As a business owner you need to know and understand business credit terms. Just like any other type of loan the terms are important. Knowing them may help you with negotiations with your lenders for the best possible terms on your business loan. If you have a good understanding of business credit terms you are in some sense a credit risk to the lender, as they have an obligation to protect their interest.
Knowing your business credit terms can save you money and time. By understanding them you will know what to ask for and what you may not be able to get. Knowing the business credit terms can help you decide if you need a business line of credit or not. The best way to learn the business credit terms is by getting the free annual Small Business booklet available from the SBA (Small Business Administration). These books are very in depth and cover every topic there is to cover from accounting to loan writing.
It is important to understand what is meant by business credit risk and what these terms mean. To understand business credit terms you need to know what is risk. Risk is how much you are willing to pay for something based upon the facts of that item. So, if you are willing to pay X amount for a yacht boat of a certain style you are considered a high risk customer and will be rated lower than someone who may not be as risk adverse. Someone who is willing to pay Y amount for a new business software program may be a low risk client, but if they don't have the money for the software they will be rated lower still.

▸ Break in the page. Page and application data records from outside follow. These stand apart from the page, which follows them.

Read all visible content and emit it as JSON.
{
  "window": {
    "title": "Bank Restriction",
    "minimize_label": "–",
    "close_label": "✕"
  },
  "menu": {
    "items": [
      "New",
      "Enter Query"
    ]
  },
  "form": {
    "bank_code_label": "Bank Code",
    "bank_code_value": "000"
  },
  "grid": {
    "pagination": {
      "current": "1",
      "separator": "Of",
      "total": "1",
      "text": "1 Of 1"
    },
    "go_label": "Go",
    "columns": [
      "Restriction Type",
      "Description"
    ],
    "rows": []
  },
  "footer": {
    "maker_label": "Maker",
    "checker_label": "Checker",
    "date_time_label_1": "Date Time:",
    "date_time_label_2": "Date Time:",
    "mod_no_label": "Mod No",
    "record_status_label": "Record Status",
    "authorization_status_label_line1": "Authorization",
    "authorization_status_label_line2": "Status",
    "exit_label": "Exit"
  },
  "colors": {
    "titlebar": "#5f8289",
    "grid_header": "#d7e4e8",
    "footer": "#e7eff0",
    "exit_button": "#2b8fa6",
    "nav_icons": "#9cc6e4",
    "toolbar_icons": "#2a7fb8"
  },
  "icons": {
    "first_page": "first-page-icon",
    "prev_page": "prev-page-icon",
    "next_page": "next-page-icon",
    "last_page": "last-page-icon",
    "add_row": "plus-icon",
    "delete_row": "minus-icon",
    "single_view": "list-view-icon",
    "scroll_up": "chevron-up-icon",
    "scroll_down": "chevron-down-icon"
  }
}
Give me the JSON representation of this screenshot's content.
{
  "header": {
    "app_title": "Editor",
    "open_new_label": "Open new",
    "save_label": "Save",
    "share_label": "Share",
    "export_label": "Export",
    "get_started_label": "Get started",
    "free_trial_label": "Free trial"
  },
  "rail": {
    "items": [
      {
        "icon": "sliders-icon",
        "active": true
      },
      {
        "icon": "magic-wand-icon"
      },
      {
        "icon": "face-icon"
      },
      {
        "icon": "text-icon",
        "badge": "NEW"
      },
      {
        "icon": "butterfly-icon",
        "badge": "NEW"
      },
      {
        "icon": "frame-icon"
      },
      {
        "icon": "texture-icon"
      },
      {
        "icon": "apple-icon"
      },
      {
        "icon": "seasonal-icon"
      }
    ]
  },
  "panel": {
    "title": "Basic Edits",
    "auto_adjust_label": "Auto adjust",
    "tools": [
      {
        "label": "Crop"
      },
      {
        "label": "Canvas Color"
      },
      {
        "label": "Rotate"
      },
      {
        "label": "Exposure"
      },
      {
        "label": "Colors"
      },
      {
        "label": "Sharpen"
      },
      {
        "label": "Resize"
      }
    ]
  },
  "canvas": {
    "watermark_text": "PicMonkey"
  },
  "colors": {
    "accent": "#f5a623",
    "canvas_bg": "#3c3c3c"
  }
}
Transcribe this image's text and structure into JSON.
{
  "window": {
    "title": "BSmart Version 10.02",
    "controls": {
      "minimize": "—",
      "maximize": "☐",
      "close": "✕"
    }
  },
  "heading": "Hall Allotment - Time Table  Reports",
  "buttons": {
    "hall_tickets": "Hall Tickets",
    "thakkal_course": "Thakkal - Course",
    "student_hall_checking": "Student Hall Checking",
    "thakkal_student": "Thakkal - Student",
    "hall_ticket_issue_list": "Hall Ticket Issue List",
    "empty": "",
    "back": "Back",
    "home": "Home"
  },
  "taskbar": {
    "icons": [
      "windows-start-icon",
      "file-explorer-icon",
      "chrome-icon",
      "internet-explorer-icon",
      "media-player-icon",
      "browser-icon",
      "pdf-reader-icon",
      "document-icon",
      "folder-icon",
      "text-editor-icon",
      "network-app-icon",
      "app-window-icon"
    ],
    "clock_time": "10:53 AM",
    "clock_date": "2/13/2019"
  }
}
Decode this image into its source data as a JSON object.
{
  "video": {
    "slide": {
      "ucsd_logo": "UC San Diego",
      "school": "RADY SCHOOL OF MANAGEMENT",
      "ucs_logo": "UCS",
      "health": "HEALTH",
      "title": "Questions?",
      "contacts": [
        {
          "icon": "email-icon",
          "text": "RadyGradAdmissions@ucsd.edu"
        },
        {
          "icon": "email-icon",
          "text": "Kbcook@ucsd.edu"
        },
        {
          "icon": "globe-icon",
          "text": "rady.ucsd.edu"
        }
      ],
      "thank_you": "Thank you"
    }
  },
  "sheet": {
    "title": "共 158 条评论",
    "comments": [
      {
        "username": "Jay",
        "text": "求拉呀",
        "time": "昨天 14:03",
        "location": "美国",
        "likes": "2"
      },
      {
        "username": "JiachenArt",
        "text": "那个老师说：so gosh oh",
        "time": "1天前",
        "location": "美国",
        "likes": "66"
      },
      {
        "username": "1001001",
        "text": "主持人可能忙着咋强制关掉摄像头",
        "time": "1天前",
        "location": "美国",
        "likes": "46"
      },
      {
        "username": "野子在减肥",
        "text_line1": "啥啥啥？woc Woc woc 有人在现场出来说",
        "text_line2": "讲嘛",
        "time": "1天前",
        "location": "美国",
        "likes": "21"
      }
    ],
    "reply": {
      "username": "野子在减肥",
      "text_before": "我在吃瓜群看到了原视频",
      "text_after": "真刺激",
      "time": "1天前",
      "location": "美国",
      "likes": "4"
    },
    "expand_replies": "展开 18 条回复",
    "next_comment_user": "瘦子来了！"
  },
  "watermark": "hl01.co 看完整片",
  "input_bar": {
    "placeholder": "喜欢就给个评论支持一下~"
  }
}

When it comes to business credit ratings and terms you need to know the rating for that credit risk. The ratings give a numerical value to a credit risk. The higher the rating the better the customer is for paying back his obligations. That is why creditors are so anxious to extend credit to potential customers.
It is a very good idea for anyone opening a business to get their credit rating and to improve it when they are in business. There are many different aspects of your business rating which affects your ability to borrow money. One thing that affects your credit rating is how well you keep up your payments. This is especially true if you are in a business that earns their money in some way.
Another aspect of business credit terms is the length of time you have been in business. If you have been in business less than three years, you will most likely be a lower risk client than someone who has been in business a while longer. This is due to the fact that businesses grow at different rates. If you haven't earned much income yet then you are considered a young upstart business and . . . . . . lenders will view you more favorably if you show them that you are actively expanding your business.
These terms and conditions change over time depending on the actual lender. They will consider the status of your business, your financial situation and what you are paying each month. The longer you have been in business and the less debt you have the better your credit rating will be. Lenders like to see that you have paid off any debts you have and that your monthly payments are consistent so that they don't end up being a high risk.
You have the right to negotiate your business credit terms with your lender. You can use this opportunity to ask for a better rate or to extend the terms of your loan. Of course, you will have to give them evidence that you will be able to pay off your business loans on time each month. They may feel willing to do this if they believe you have a very good chance of succeeding in your business endeavor.